What is required -> In the entries that follow, how many lines contain "calendars"? Please reply with only the number.

Dataset ->
╔══

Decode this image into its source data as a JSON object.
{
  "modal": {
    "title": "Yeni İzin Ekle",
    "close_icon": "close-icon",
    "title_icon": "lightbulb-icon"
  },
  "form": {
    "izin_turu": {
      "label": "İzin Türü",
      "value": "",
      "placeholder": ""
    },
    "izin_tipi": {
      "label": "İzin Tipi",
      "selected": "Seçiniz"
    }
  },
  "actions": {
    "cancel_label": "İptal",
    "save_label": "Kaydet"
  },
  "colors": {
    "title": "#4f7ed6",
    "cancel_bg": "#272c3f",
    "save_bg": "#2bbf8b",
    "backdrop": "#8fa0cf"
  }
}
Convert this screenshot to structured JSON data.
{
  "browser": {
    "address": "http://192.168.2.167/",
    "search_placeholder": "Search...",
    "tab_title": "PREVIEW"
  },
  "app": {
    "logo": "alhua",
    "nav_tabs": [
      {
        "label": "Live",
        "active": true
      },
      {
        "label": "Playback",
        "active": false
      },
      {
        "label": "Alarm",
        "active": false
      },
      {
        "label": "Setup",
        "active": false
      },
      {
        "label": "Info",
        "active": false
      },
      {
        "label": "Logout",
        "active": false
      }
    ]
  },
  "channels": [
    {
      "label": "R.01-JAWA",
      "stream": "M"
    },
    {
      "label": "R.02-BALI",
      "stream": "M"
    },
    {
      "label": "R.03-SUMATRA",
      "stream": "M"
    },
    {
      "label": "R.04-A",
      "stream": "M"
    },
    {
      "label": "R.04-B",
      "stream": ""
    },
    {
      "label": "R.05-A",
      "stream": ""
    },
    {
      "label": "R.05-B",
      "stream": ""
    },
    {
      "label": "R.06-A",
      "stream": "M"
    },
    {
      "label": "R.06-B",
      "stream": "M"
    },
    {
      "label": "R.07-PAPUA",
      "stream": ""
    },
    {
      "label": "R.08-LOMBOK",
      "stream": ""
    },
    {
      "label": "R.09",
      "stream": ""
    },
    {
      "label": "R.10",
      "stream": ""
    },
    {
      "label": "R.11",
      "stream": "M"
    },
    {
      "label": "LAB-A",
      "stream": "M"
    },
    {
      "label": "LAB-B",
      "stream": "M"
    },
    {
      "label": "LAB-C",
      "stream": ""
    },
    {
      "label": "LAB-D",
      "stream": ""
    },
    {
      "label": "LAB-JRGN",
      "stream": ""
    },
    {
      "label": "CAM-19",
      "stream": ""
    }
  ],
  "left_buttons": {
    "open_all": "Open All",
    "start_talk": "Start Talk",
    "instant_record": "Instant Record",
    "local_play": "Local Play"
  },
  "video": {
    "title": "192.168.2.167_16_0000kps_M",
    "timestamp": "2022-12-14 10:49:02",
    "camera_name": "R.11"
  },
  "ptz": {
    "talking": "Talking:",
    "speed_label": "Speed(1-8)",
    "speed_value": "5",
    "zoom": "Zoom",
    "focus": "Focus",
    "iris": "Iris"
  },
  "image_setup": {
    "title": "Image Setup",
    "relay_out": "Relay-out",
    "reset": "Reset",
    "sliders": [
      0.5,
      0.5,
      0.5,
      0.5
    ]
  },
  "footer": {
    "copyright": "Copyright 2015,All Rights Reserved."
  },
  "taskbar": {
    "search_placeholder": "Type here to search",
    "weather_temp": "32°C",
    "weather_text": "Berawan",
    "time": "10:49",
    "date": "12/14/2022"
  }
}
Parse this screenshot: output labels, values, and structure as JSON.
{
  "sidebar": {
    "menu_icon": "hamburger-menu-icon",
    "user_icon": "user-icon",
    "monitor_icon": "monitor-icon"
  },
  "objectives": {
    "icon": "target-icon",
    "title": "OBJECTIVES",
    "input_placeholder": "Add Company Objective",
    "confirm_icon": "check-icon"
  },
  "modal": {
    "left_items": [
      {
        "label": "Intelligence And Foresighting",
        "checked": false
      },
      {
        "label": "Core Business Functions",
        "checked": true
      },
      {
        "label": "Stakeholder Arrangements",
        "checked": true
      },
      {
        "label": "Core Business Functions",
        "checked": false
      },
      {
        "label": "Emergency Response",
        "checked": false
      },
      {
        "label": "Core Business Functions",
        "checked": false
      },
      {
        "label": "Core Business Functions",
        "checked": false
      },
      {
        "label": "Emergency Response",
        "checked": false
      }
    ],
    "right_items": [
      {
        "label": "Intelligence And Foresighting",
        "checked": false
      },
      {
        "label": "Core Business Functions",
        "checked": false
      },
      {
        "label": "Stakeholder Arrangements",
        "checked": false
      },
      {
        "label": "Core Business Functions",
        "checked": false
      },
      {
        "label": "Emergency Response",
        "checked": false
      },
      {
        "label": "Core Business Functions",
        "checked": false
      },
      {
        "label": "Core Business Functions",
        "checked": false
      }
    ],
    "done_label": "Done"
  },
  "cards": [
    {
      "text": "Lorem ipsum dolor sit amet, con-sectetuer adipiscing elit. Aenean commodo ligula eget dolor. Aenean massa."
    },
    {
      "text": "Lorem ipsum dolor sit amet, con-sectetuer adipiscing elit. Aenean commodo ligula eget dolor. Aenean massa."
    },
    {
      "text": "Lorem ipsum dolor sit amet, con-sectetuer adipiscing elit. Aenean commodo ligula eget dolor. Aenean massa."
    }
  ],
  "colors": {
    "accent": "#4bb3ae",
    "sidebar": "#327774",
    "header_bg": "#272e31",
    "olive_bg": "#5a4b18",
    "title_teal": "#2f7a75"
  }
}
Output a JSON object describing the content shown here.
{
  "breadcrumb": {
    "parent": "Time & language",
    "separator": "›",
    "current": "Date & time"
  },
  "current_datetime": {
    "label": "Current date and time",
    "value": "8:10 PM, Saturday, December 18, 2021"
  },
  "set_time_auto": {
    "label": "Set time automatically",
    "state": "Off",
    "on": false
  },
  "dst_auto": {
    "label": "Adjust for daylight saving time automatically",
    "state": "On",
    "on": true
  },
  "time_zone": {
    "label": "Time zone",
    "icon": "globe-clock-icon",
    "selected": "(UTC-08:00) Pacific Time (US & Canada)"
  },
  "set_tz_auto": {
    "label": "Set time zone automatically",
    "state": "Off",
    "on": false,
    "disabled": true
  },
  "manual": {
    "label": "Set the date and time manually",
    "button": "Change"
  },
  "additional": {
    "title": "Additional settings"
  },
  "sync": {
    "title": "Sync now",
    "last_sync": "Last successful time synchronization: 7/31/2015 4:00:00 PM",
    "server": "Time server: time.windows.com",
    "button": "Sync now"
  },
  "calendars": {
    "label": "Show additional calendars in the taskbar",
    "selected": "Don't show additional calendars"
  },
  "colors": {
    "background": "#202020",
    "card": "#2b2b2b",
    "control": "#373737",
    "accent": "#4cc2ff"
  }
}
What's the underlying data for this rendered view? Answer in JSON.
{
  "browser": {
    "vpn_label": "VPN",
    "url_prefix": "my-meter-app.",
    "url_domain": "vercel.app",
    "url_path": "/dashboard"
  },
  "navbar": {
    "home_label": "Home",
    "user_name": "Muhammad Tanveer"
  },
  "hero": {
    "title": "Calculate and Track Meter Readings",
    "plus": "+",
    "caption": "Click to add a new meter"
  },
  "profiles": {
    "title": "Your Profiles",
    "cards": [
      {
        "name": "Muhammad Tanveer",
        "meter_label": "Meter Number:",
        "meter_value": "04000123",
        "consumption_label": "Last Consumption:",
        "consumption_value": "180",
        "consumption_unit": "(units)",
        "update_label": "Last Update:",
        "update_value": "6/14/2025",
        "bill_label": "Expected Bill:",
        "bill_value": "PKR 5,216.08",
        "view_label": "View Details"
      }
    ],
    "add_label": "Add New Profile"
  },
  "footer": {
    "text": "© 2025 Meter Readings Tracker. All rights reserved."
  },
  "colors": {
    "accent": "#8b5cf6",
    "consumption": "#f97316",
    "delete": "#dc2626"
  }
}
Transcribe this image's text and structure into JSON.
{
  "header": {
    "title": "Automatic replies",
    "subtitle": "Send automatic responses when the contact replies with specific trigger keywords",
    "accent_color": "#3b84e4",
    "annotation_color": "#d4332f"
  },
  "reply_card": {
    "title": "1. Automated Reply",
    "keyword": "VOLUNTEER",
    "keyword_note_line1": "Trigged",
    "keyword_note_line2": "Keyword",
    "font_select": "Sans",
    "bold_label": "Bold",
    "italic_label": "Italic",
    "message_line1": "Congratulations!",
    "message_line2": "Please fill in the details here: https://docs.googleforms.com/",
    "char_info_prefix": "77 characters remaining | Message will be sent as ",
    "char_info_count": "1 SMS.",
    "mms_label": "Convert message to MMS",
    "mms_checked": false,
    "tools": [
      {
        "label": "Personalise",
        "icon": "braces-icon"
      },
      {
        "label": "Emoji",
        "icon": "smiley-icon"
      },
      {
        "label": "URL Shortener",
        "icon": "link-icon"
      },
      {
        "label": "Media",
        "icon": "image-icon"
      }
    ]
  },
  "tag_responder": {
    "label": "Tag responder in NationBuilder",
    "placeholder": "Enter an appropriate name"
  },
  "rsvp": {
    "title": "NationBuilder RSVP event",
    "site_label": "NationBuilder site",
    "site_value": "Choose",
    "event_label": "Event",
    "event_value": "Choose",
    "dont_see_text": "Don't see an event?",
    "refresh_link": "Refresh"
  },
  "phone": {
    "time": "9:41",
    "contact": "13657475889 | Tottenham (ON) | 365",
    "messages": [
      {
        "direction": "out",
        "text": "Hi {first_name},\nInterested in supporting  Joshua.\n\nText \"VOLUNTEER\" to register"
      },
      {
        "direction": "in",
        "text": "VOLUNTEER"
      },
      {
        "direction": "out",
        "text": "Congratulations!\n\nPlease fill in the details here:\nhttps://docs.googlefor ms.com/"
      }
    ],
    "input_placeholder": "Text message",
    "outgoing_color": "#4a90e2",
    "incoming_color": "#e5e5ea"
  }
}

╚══

Final answer -> 3